Ver. 2 expresses external objects and conditions of the greatest power by day or night no longer influencing as they did; then in ver. 3 the infirmity of man's members, once strong to guard or sustain, no less than the feebler ones, so necessary for the nourishment of the body, and the perception of things great or small. Then in ver. 4 is described the failure of human powers for action or speech in public, or to revive what gave pleasure once; while ver. 5 represents the growing inability and fears and decay. The sign of old age is the hoary head and the shrinking from burden or effort, betokening the approach of the grave, with its accompaniments, when the internal powers all fail, and the body returns to its kindred dust, the spirit to Him Who breathed His immortalising breath into man alone on earth. So pungent a description of human decay, where the word of God is honoured, may well warn of the danger of deferring) the heed due to Him from such as we are. If fallen man, made in God's image, sink into infirmities more overwhelming than any creatures set under him in God's order, what folly to defer the prime wisdom of fearing God!
"And moreover, because the Preacher was wise, he still taught the people knowledge; yea, he pondered, and sought out, [and] set in order many proverbs.

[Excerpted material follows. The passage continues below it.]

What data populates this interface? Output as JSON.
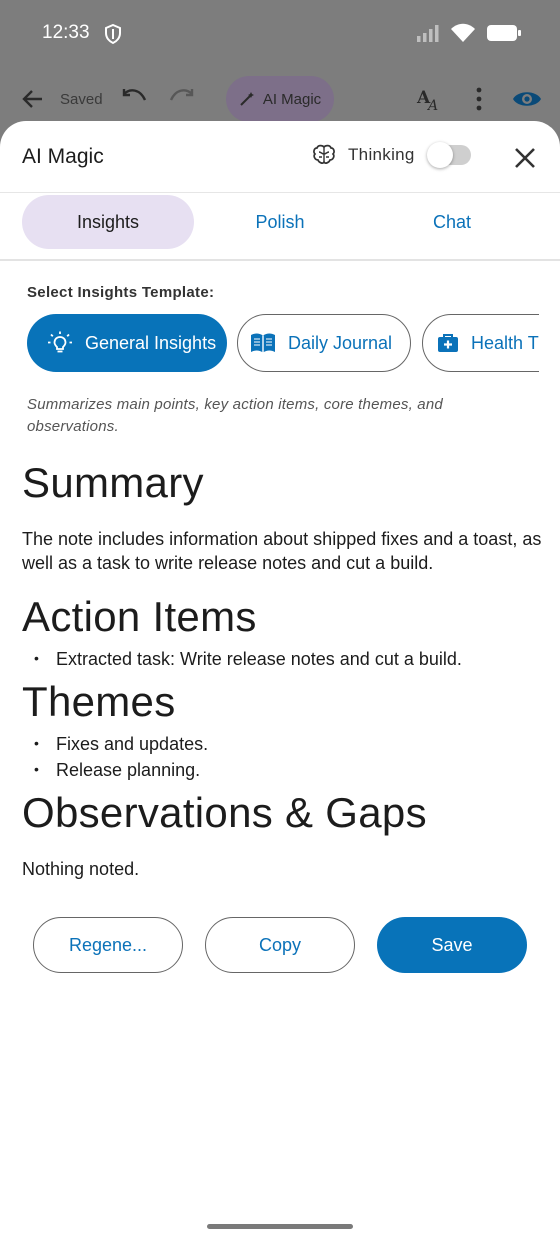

The Preacher sought to find out acceptable words, and [that which was] written uprightly, [even] words of truth. The words of the wise [are] as goads, and as nails well fastened are the words of the masters of assemblies, [which] are given from one shepherd. And further, my son, be admonished by them; of making many books [there is] no end; and much study [is] a weariness of the flesh. [This is] the end of the matter; all has been heard: fear God, and keep his commandments; for this [is] the whole [duty] of man. For God shall bring every work into judgment, with every hidden thing, whether [it be] good or whether [it be] evil" (vers. 9-14).

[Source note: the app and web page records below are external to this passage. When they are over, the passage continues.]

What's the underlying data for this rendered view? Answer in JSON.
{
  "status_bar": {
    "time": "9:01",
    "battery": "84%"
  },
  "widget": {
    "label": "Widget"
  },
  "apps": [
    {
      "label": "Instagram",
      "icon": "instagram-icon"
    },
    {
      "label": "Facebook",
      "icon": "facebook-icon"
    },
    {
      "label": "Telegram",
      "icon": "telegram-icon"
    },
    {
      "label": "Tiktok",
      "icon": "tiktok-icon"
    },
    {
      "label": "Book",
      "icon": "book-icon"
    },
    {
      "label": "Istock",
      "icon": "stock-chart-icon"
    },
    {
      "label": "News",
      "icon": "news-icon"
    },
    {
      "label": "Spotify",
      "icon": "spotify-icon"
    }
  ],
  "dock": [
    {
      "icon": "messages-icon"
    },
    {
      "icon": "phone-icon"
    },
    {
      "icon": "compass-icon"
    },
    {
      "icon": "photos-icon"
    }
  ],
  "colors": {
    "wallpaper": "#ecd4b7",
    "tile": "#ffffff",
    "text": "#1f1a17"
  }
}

It is not surprising that in a growingly self-complacent rationalistic age men should think themselves competent to question the wisdom of the Preacher, and his acceptable words. To such the words of the wise cannot be goads; their fatal self-sufficiency makes them pitfalls or stumbling-blocks. To the faithful they are words of truth, and the collections of them as nails fastened in. They are given from one shepherd, and the reader fails not to be warned by them. Of the many books of man there is no end, and their study is but weariness of the flesh.
But one thing is needful, as our Saviour said; and the royal Preacher pointed to the same conclusion. "Let us hear the end of the whole matter," and forget it not. "Fear God, and keep his commandments: for this is the whole duty of man." Christ alone, while confirming this, gives us far more as in Him, and lets us into heavenly things, and the divine nature in a way then impossible to be known and enjoyed. But to fear and obey Him is ever right. "For God shall bring every work into judgment with every secret thing, whether good or whether evil."